• Kyodo


Taiwan and Japan signed an agreement on Thursday to allow more young Taiwanese adults to apply for working holiday visas for Japan, while the annual quota for Japanese youth will remain the same.

In the absence of diplomatic ties, Taiwan-Japan Relations Association President Chiou I-jen and his Japanese counterpart, Mikio Numata, chairman of the Japan-Taiwan Exchange Association, signed the agreement at Japan’s de facto embassy in Taipei.

Starting next month, the quota for working holiday visas for Taiwan will be increased from 5,000 annually to 10,000 due to the growing number of Taiwanese applicants. Applicants for the program must be aged from 18 to 30 years old.

Numata said when the program was first introduced, in 2009, the annual quota was 2,000. While it was increased to 5,000 annually in 2014, the number of Taiwanese applicants continues to grow.

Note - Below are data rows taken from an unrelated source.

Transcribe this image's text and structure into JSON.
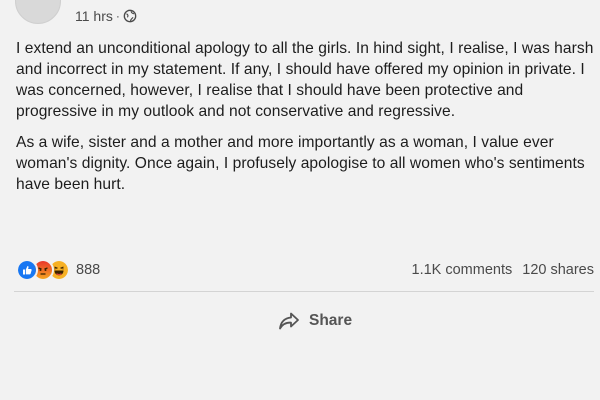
{
  "post": {
    "timestamp": "11 hrs",
    "separator": "·",
    "paragraphs": [
      "I extend an unconditional apology to all the girls. In hind sight, I realise, I was harsh and incorrect in my statement. If any, I should have offered my opinion in private. I was concerned, however, I realise that I should have been protective and progressive in my outlook and not conservative and regressive.",
      "As a wife, sister and a mother and more importantly as a woman, I value ever woman's dignity. Once again, I profusely apologise to all women who's sentiments have been hurt."
    ],
    "privacy_icon": "globe-icon"
  },
  "reactions": {
    "icons": [
      "like-icon",
      "angry-icon",
      "haha-icon"
    ],
    "count": "888",
    "colors": {
      "like": "#1877f2",
      "angry": "#e9710f",
      "haha": "#f7b125"
    }
  },
  "stats": {
    "comments": "1.1K comments",
    "shares": "120 shares"
  },
  "actions": {
    "share_label": "Share"
  }
}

Last year alone, more than 8,400 young Taiwanese adults applied for the working holiday visas, he said.

Following several rounds of consultations, Numata said Japan had decided to double the annual quota to celebrate the 10th anniversary of the implementation of the program.

“I personally believe that if young people in Japan and Taiwan can better understand each other through this program, it will help Japan-Taiwan ties to become a role model for the world in terms of developing bilateral ties,” he said.

Chiou said it is important for “the pillar of the country,” referring to young people, to live and work in a foreign country to experience firsthand the way of life and working environment of that country.

He pointed out that while more and more young Taiwanese adults are applying for Japan’s working holiday visas, young Japanese adults do not seem as interested in doing so.

Due to the low number of Japanese applicants for Taiwan’s working holiday visa, the annual will remain at 5,000.

Kazuhiro Nihei of Ibaraki Prefecture came to Taiwan in 2015 to learn Chinese and held a working holiday visa since 2016.

Learning Chinese during the day and working at a restaurant at night, Nihei said he began to understand Taiwan and its people, who he described as “optimistic” and “adventurous.”

“They always tell me, ‘Don’t think too much, just try and see,’ ” said Nihei, 30.

After staying for about four years, Nihei said he has gradually discovered the “charm” of Taiwan and would hate to leave.

In a time of both misinformation and too much information, quality journalism is more crucial than ever.
By subscribing, you can help us get the story right.